*Problem to solve*. Where does the word "kind" occur in the entries below? Copy every line that has it.

*Dataset rows for apps and sites*.
***
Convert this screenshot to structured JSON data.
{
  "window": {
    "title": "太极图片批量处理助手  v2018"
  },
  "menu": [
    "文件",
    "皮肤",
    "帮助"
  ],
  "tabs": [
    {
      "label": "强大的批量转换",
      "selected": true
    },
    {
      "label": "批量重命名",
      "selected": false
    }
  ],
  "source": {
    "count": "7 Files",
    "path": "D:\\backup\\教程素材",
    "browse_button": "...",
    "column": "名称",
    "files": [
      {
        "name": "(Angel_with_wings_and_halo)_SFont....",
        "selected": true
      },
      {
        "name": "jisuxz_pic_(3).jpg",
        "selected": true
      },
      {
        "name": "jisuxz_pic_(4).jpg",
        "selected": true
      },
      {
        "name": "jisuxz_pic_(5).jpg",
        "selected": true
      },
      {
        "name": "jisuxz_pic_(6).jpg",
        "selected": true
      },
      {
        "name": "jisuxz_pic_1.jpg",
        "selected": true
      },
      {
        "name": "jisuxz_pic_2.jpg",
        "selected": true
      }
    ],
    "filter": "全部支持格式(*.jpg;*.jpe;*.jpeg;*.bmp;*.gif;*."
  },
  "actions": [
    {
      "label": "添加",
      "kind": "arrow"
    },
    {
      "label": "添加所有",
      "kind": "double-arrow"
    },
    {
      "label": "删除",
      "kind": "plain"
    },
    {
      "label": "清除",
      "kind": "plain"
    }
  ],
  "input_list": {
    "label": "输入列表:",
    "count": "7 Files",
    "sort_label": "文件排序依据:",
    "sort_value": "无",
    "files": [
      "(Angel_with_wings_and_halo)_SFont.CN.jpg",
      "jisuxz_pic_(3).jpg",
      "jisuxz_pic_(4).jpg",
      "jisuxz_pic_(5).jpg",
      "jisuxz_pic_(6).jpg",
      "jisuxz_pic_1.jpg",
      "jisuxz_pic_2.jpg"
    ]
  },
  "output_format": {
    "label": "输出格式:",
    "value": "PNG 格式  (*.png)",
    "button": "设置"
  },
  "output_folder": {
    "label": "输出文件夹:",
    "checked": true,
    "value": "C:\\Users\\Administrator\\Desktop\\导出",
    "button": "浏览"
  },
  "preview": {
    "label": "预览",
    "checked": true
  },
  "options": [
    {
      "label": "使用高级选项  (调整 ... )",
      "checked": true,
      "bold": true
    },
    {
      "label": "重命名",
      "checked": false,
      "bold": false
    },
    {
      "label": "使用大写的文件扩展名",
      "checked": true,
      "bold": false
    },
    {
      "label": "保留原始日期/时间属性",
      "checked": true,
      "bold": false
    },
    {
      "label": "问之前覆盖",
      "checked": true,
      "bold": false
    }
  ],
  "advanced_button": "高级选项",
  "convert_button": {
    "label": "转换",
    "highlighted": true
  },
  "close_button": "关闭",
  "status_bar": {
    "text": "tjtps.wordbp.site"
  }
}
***
*Final answer*.
      "kind": "arrow"
      "kind": "double-arrow"
      "kind": "plain"
      "kind": "plain"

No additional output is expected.